"""
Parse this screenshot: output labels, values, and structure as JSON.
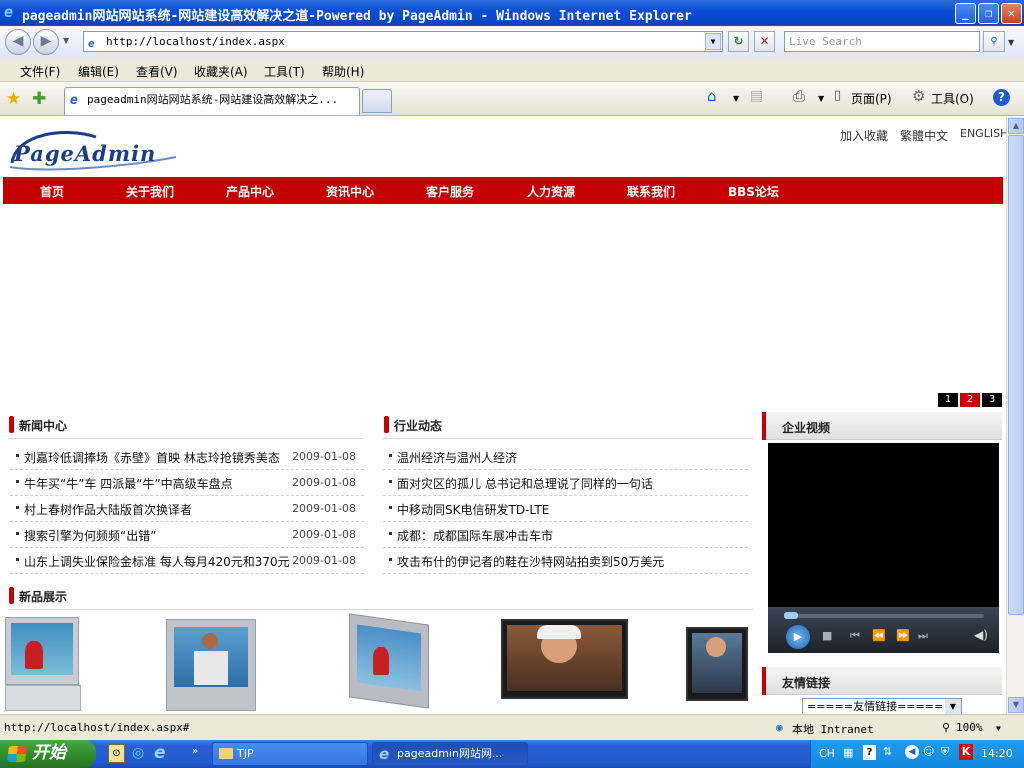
{
  "window": {
    "title": "pageadmin网站网站系统-网站建设高效解决之道-Powered by PageAdmin - Windows Internet Explorer",
    "minimize": "_",
    "restore": "❐",
    "close": "✕"
  },
  "address_bar": {
    "url": "http://localhost/index.aspx",
    "search_placeholder": "Live Search",
    "back": "◀",
    "forward": "▶",
    "refresh": "↻",
    "stop": "✕",
    "search_go": "🔍"
  },
  "menu": [
    "文件(F)",
    "编辑(E)",
    "查看(V)",
    "收藏夹(A)",
    "工具(T)",
    "帮助(H)"
  ],
  "tabs": {
    "active_label": "pageadmin网站网站系统-网站建设高效解决之..."
  },
  "command_bar": {
    "page": "页面(P)",
    "tools": "工具(O)"
  },
  "site": {
    "logo_text": "PageAdmin",
    "top_links": [
      "加入收藏",
      "繁體中文",
      "ENGLISH"
    ],
    "nav": [
      "首页",
      "关于我们",
      "产品中心",
      "资讯中心",
      "客户服务",
      "人力资源",
      "联系我们",
      "BBS论坛"
    ],
    "banner_pages": [
      "1",
      "2",
      "3"
    ],
    "banner_active": "2",
    "news": {
      "title": "新闻中心",
      "items": [
        {
          "text": "刘嘉玲低调捧场《赤壁》首映 林志玲抢镜秀美态",
          "date": "2009-01-08"
        },
        {
          "text": "牛年买“牛”车 四派最“牛”中高级车盘点",
          "date": "2009-01-08"
        },
        {
          "text": "村上春树作品大陆版首次换译者",
          "date": "2009-01-08"
        },
        {
          "text": "搜索引擎为何频频“出错”",
          "date": "2009-01-08"
        },
        {
          "text": "山东上调失业保险金标准 每人每月420元和370元",
          "date": "2009-01-08"
        }
      ]
    },
    "industry": {
      "title": "行业动态",
      "items": [
        "温州经济与温州人经济",
        "面对灾区的孤儿 总书记和总理说了同样的一句话",
        "中移动同SK电信研发TD-LTE",
        "成都：成都国际车展冲击车市",
        "攻击布什的伊记者的鞋在沙特网站拍卖到50万美元"
      ]
    },
    "products_title": "新品展示",
    "video_title": "企业视频",
    "links_title": "友情链接",
    "links_select": "=====友情链接====="
  },
  "status": {
    "url": "http://localhost/index.aspx#",
    "zone": "本地 Intranet",
    "zoom": "100%"
  },
  "taskbar": {
    "start": "开始",
    "items": [
      "TJP",
      "pageadmin网站网..."
    ],
    "lang": "CH",
    "time": "14:20"
  }
}
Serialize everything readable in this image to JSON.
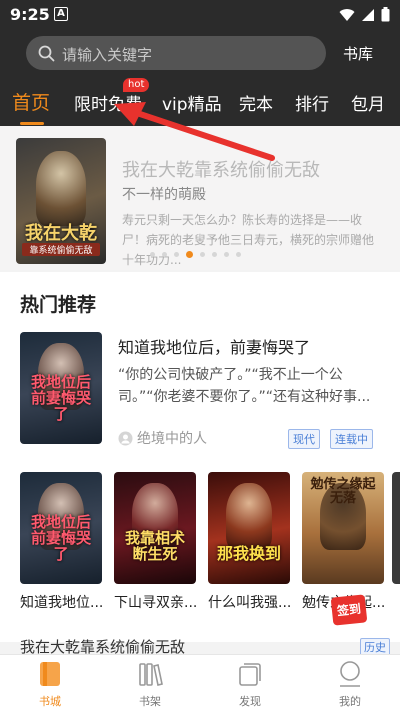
{
  "status_bar": {
    "time": "9:25",
    "badge": "A"
  },
  "search": {
    "placeholder": "请输入关键字",
    "shelf_link": "书库"
  },
  "tabs": [
    {
      "label": "首页",
      "active": true
    },
    {
      "label": "限时免费",
      "badge": "hot"
    },
    {
      "label": "vip精品"
    },
    {
      "label": "完本"
    },
    {
      "label": "排行"
    },
    {
      "label": "包月"
    }
  ],
  "banner": {
    "title": "我在大乾靠系统偷偷无敌",
    "subtitle": "不一样的萌殿",
    "desc": "寿元只剩一天怎么办？陈长寿的选择是——收尸！病死的老叟予他三日寿元，横死的宗师赠他十年功力...",
    "cover_text": "我在大乾",
    "cover_subtext": "靠系统偷偷无敌",
    "dots": 8,
    "active_dot": 4
  },
  "hot": {
    "title": "热门推荐",
    "featured": {
      "title": "知道我地位后，前妻悔哭了",
      "desc": "“你的公司快破产了。”“我不止一个公司。”“你老婆不要你了。”“还有这种好事...",
      "author": "绝境中的人",
      "tags": [
        "现代",
        "连载中"
      ],
      "cover_text": "我地位后前妻悔哭了"
    },
    "books": [
      {
        "name": "知道我地位...",
        "cover_text": "我地位后前妻悔哭了"
      },
      {
        "name": "下山寻双亲...",
        "cover_text": "我靠相术断生死"
      },
      {
        "name": "什么叫我强...",
        "cover_text": "那我换到"
      },
      {
        "name": "勉传之缘起...",
        "cover_text": "勉传之缘起无落"
      }
    ],
    "signin_badge": "签到"
  },
  "continue_reading": {
    "text": "我在大乾靠系统偷偷无敌",
    "history": "历史"
  },
  "nav": [
    {
      "label": "书城",
      "icon": "book-city-icon",
      "active": true
    },
    {
      "label": "书架",
      "icon": "bookshelf-icon"
    },
    {
      "label": "发现",
      "icon": "discover-icon"
    },
    {
      "label": "我的",
      "icon": "profile-icon"
    }
  ],
  "colors": {
    "accent": "#f08a1c",
    "header_bg": "#2b2b2b",
    "hot_badge": "#e8322d",
    "tag_blue": "#4a7fd6",
    "arrow": "#e8322d"
  }
}
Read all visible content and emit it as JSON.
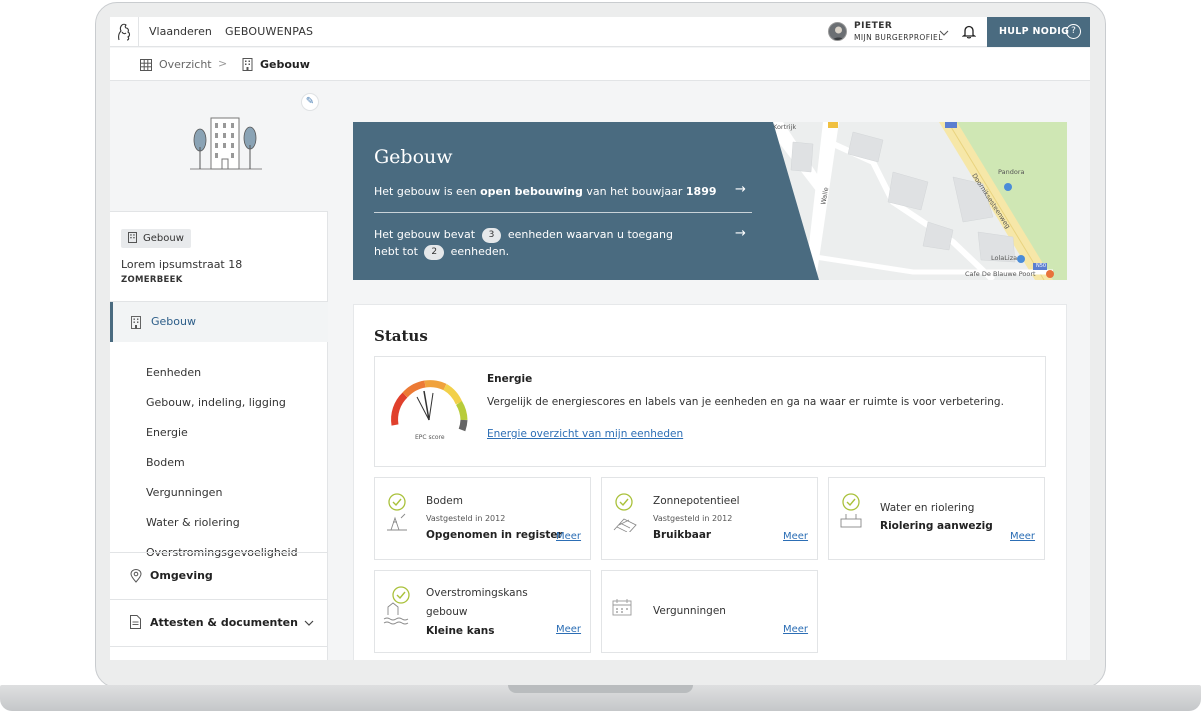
{
  "topbar": {
    "brand": "Vlaanderen",
    "app": "GEBOUWENPAS",
    "user_name": "PIETER",
    "user_profile": "MIJN BURGERPROFIEL",
    "help_label": "HULP NODIG",
    "help_icon": "?"
  },
  "breadcrumb": {
    "overview": "Overzicht",
    "separator": ">",
    "current": "Gebouw"
  },
  "sidebar": {
    "edit_icon": "✎",
    "tag": "Gebouw",
    "address": "Lorem ipsumstraat 18",
    "city": "ZOMERBEEK",
    "active_item": "Gebouw",
    "sub_items": [
      "Eenheden",
      "Gebouw, indeling, ligging",
      "Energie",
      "Bodem",
      "Vergunningen",
      "Water & riolering",
      "Overstromingsgevoeligheid"
    ],
    "omgeving": "Omgeving",
    "attesten": "Attesten & documenten"
  },
  "banner": {
    "title": "Gebouw",
    "row1_pre": "Het gebouw is een ",
    "row1_bold": "open bebouwing",
    "row1_mid": " van het bouwjaar ",
    "row1_year": "1899",
    "row2_pre": "Het gebouw bevat",
    "row2_count1": "3",
    "row2_mid": "eenheden waarvan u toegang hebt tot",
    "row2_count2": "2",
    "row2_post": "eenheden.",
    "arrow": "→",
    "map_labels": {
      "kortrijk": "Kortrijk",
      "walle": "Walle",
      "pandora": "Pandora",
      "doorniksesteenweg": "Doorniksesteenweg",
      "lolaliza": "LolaLiza",
      "cafe": "Cafe De Blauwe Poort",
      "road_n50": "N50"
    }
  },
  "status": {
    "title": "Status",
    "energy": {
      "title": "Energie",
      "description": "Vergelijk de energiescores en labels van je eenheden en ga na waar er ruimte is voor verbetering.",
      "link": "Energie overzicht van mijn eenheden",
      "gauge_label": "EPC score"
    },
    "tiles": [
      {
        "title": "Bodem",
        "sub": "Vastgesteld in 2012",
        "value": "Opgenomen in register",
        "more": "Meer"
      },
      {
        "title": "Zonnepotentieel",
        "sub": "Vastgesteld in 2012",
        "value": "Bruikbaar",
        "more": "Meer"
      },
      {
        "title": "Water en riolering",
        "value": "Riolering aanwezig",
        "more": "Meer"
      },
      {
        "title": "Overstromingskans",
        "title2": "gebouw",
        "value": "Kleine kans",
        "more": "Meer"
      },
      {
        "title": "Vergunningen",
        "more": "Meer"
      }
    ]
  },
  "colors": {
    "brand": "#4a6b80",
    "link": "#2c6eb5",
    "check": "#a9c13a"
  }
}
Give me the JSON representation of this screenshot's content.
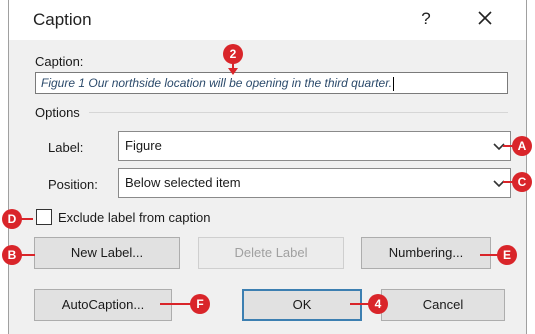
{
  "dialog": {
    "title": "Caption",
    "help": "?",
    "caption_label": "Caption:",
    "caption_value": "Figure 1 Our northside location will be opening in the third quarter.",
    "options_label": "Options",
    "label_label": "Label:",
    "label_value": "Figure",
    "position_label": "Position:",
    "position_value": "Below selected item",
    "exclude_label": "Exclude label from caption",
    "exclude_checked": false,
    "buttons": {
      "new_label": "New Label...",
      "delete_label": "Delete Label",
      "numbering": "Numbering...",
      "autocaption": "AutoCaption...",
      "ok": "OK",
      "cancel": "Cancel"
    }
  },
  "callouts": {
    "two": "2",
    "a": "A",
    "c": "C",
    "d": "D",
    "b": "B",
    "e": "E",
    "f": "F",
    "four": "4"
  },
  "colors": {
    "callout": "#d9252a",
    "dialog_bg": "#f0f0f0",
    "default_button_border": "#3c7fb1"
  },
  "icons": [
    "close-icon",
    "chevron-down-icon",
    "checkbox-icon"
  ]
}
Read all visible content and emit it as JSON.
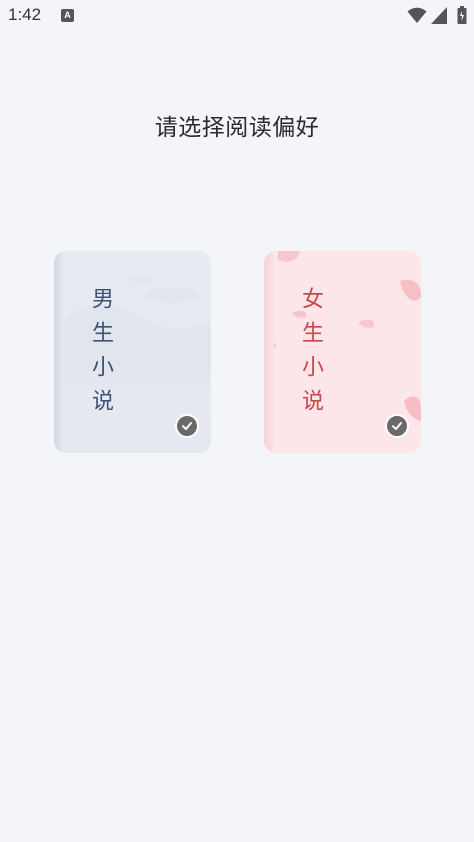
{
  "status_bar": {
    "time": "1:42",
    "app_icon_letter": "A",
    "icons": [
      "wifi-icon",
      "signal-icon",
      "battery-icon"
    ]
  },
  "page": {
    "title": "请选择阅读偏好"
  },
  "options": [
    {
      "label": "男生小说",
      "selected": true,
      "accent": "#3d5275",
      "background": "#e7eaf2"
    },
    {
      "label": "女生小说",
      "selected": true,
      "accent": "#c7484c",
      "background": "#fce6e9"
    }
  ],
  "colors": {
    "page_background": "#f4f5f9",
    "check_badge": "#6a6a6a"
  }
}
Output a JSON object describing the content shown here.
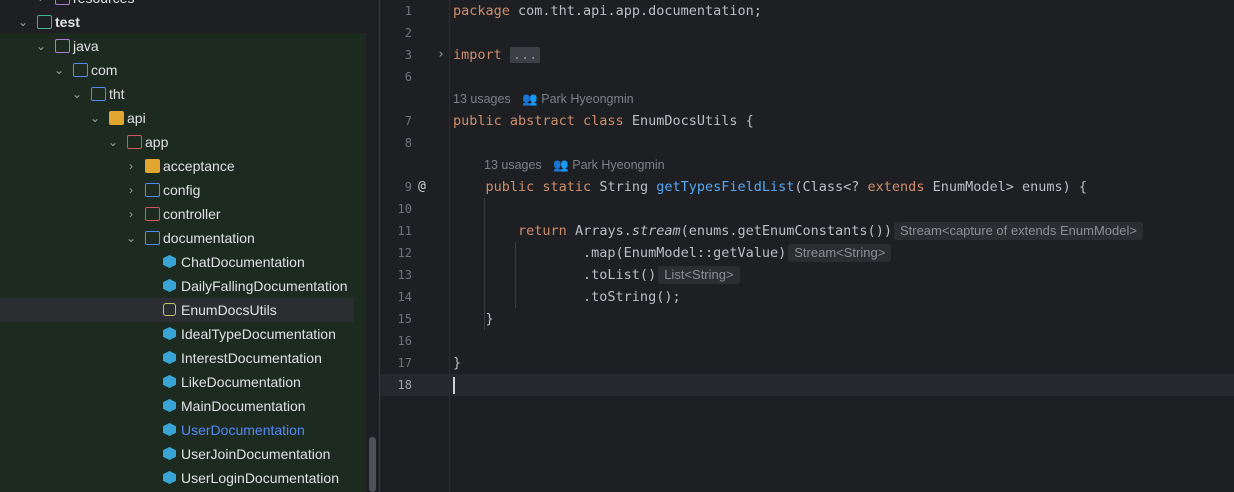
{
  "project_tree": {
    "items": [
      {
        "label": "resources",
        "depth": 2,
        "icon": "resources-folder-icon",
        "expanded": false
      },
      {
        "label": "test",
        "depth": 1,
        "icon": "test-folder-icon",
        "expanded": true
      },
      {
        "label": "java",
        "depth": 2,
        "icon": "java-source-folder-icon",
        "expanded": true
      },
      {
        "label": "com",
        "depth": 3,
        "icon": "package-folder-icon",
        "expanded": true
      },
      {
        "label": "tht",
        "depth": 4,
        "icon": "package-folder-icon",
        "expanded": true
      },
      {
        "label": "api",
        "depth": 5,
        "icon": "package-folder-icon",
        "expanded": true
      },
      {
        "label": "app",
        "depth": 6,
        "icon": "package-folder-icon",
        "expanded": true
      },
      {
        "label": "acceptance",
        "depth": 7,
        "icon": "package-folder-icon",
        "expanded": false
      },
      {
        "label": "config",
        "depth": 7,
        "icon": "package-folder-icon",
        "expanded": false
      },
      {
        "label": "controller",
        "depth": 7,
        "icon": "package-folder-icon",
        "expanded": false
      },
      {
        "label": "documentation",
        "depth": 7,
        "icon": "package-folder-icon",
        "expanded": true
      },
      {
        "label": "ChatDocumentation",
        "depth": 8,
        "icon": "class-icon"
      },
      {
        "label": "DailyFallingDocumentation",
        "depth": 8,
        "icon": "class-icon"
      },
      {
        "label": "EnumDocsUtils",
        "depth": 8,
        "icon": "abstract-class-icon",
        "selected": true
      },
      {
        "label": "IdealTypeDocumentation",
        "depth": 8,
        "icon": "class-icon"
      },
      {
        "label": "InterestDocumentation",
        "depth": 8,
        "icon": "class-icon"
      },
      {
        "label": "LikeDocumentation",
        "depth": 8,
        "icon": "class-icon"
      },
      {
        "label": "MainDocumentation",
        "depth": 8,
        "icon": "class-icon"
      },
      {
        "label": "UserDocumentation",
        "depth": 8,
        "icon": "class-icon",
        "modified": true
      },
      {
        "label": "UserJoinDocumentation",
        "depth": 8,
        "icon": "class-icon"
      },
      {
        "label": "UserLoginDocumentation",
        "depth": 8,
        "icon": "class-icon"
      }
    ]
  },
  "editor": {
    "line_numbers": [
      "1",
      "2",
      "3",
      "6",
      "7",
      "8",
      "9",
      "10",
      "11",
      "12",
      "13",
      "14",
      "15",
      "16",
      "17",
      "18"
    ],
    "current_line": "18",
    "lens_class_usages": "13 usages",
    "lens_class_author": "Park Hyeongmin",
    "lens_method_usages": "13 usages",
    "lens_method_author": "Park Hyeongmin",
    "hint_stream": "Stream<capture of extends EnumModel>",
    "hint_map": "Stream<String>",
    "hint_list": "List<String>",
    "import_fold": "..."
  },
  "colors": {
    "keyword": "#cf8e6d",
    "method": "#56a8f5",
    "text": "#bcbec4",
    "modified_file": "#548af7"
  }
}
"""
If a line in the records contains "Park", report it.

    "lens_class_author": "Park Hyeongmin",
    "lens_method_author": "Park Hyeongmin",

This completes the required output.